WHAT YOU SHOULD DO: Return the data below unchanged, without images.
##### RECORD SET
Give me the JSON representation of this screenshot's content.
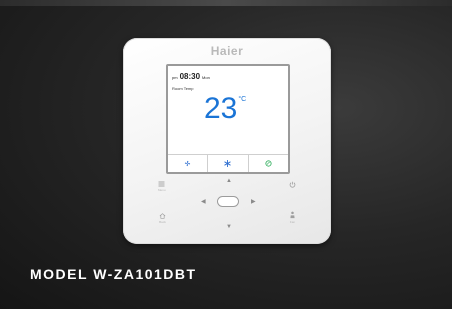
{
  "product": {
    "brand": "Haier",
    "model_label": "MODEL W-ZA101DBT"
  },
  "screen": {
    "ampm": "pm",
    "time": "08:30",
    "day": "Mon",
    "room_label": "Room Temp",
    "temperature": "23",
    "unit": "°C",
    "modes": [
      {
        "icon": "fan-mode-icon",
        "color": "#2f6fd0"
      },
      {
        "icon": "cool-mode-icon",
        "color": "#2f6fd0"
      },
      {
        "icon": "eco-mode-icon",
        "color": "#2fae5c"
      }
    ]
  },
  "keys": {
    "menu_label": "Menu",
    "power_label": "",
    "back_label": "Back",
    "fan_label": "Fan"
  },
  "colors": {
    "temperature": "#1a74d6",
    "background": "#1f1f1f",
    "device": "#f5f5f5"
  }
}
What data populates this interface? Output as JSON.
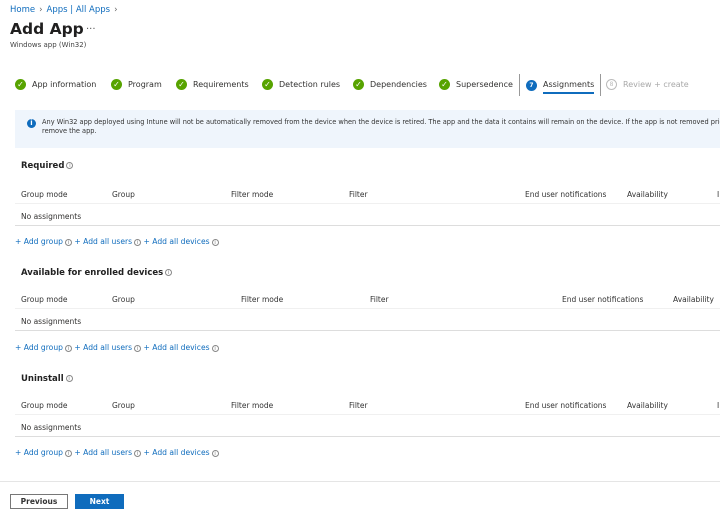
{
  "breadcrumb": [
    "Home",
    "Apps | All Apps"
  ],
  "header": {
    "title": "Add App",
    "more": "···",
    "subtitle": "Windows app (Win32)"
  },
  "steps": [
    {
      "label": "App information",
      "status": "complete"
    },
    {
      "label": "Program",
      "status": "complete"
    },
    {
      "label": "Requirements",
      "status": "complete"
    },
    {
      "label": "Detection rules",
      "status": "complete"
    },
    {
      "label": "Dependencies",
      "status": "complete"
    },
    {
      "label": "Supersedence",
      "status": "complete"
    },
    {
      "label": "Assignments",
      "status": "active",
      "number": "7"
    },
    {
      "label": "Review + create",
      "status": "disabled",
      "number": "8"
    }
  ],
  "banner": {
    "text": "Any Win32 app deployed using Intune will not be automatically removed from the device when the device is retired. The app and the data it contains will remain on the device. If the app is not removed prior to",
    "text2": "remove the app."
  },
  "sections": [
    {
      "title": "Required",
      "columns": [
        "Group mode",
        "Group",
        "Filter mode",
        "Filter",
        "End user notifications",
        "Availability",
        "I"
      ],
      "empty": "No assignments"
    },
    {
      "title": "Available for enrolled devices",
      "columns": [
        "Group mode",
        "Group",
        "Filter mode",
        "Filter",
        "End user notifications",
        "Availability"
      ],
      "empty": "No assignments"
    },
    {
      "title": "Uninstall",
      "columns": [
        "Group mode",
        "Group",
        "Filter mode",
        "Filter",
        "End user notifications",
        "Availability",
        "I"
      ],
      "empty": "No assignments"
    }
  ],
  "links": {
    "add_group": "+ Add group",
    "add_all_users": "+ Add all users",
    "add_all_devices": "+ Add all devices"
  },
  "footer": {
    "previous": "Previous",
    "next": "Next"
  },
  "colors": {
    "accent": "#0f6cbd",
    "success": "#57a300",
    "banner_bg": "#eff5fc"
  }
}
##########
COMPLETED EXERCISE:
Give me the JSON representation of this screenshot's content.
{
  "product": {
    "brand": "Haier",
    "model_label": "MODEL W-ZA101DBT"
  },
  "screen": {
    "ampm": "pm",
    "time": "08:30",
    "day": "Mon",
    "room_label": "Room Temp",
    "temperature": "23",
    "unit": "°C",
    "modes": [
      {
        "icon": "fan-mode-icon",
        "color": "#2f6fd0"
      },
      {
        "icon": "cool-mode-icon",
        "color": "#2f6fd0"
      },
      {
        "icon": "eco-mode-icon",
        "color": "#2fae5c"
      }
    ]
  },
  "keys": {
    "menu_label": "Menu",
    "power_label": "",
    "back_label": "Back",
    "fan_label": "Fan"
  },
  "colors": {
    "temperature": "#1a74d6",
    "background": "#1f1f1f",
    "device": "#f5f5f5"
  }
}
What data populates this interface? Output as JSON.
{
  "breadcrumb": [
    "Home",
    "Apps | All Apps"
  ],
  "header": {
    "title": "Add App",
    "more": "···",
    "subtitle": "Windows app (Win32)"
  },
  "steps": [
    {
      "label": "App information",
      "status": "complete"
    },
    {
      "label": "Program",
      "status": "complete"
    },
    {
      "label": "Requirements",
      "status": "complete"
    },
    {
      "label": "Detection rules",
      "status": "complete"
    },
    {
      "label": "Dependencies",
      "status": "complete"
    },
    {
      "label": "Supersedence",
      "status": "complete"
    },
    {
      "label": "Assignments",
      "status": "active",
      "number": "7"
    },
    {
      "label": "Review + create",
      "status": "disabled",
      "number": "8"
    }
  ],
  "banner": {
    "text": "Any Win32 app deployed using Intune will not be automatically removed from the device when the device is retired. The app and the data it contains will remain on the device. If the app is not removed prior to",
    "text2": "remove the app."
  },
  "sections": [
    {
      "title": "Required",
      "columns": [
        "Group mode",
        "Group",
        "Filter mode",
        "Filter",
        "End user notifications",
        "Availability",
        "I"
      ],
      "empty": "No assignments"
    },
    {
      "title": "Available for enrolled devices",
      "columns": [
        "Group mode",
        "Group",
        "Filter mode",
        "Filter",
        "End user notifications",
        "Availability"
      ],
      "empty": "No assignments"
    },
    {
      "title": "Uninstall",
      "columns": [
        "Group mode",
        "Group",
        "Filter mode",
        "Filter",
        "End user notifications",
        "Availability",
        "I"
      ],
      "empty": "No assignments"
    }
  ],
  "links": {
    "add_group": "+ Add group",
    "add_all_users": "+ Add all users",
    "add_all_devices": "+ Add all devices"
  },
  "footer": {
    "previous": "Previous",
    "next": "Next"
  },
  "colors": {
    "accent": "#0f6cbd",
    "success": "#57a300",
    "banner_bg": "#eff5fc"
  }
}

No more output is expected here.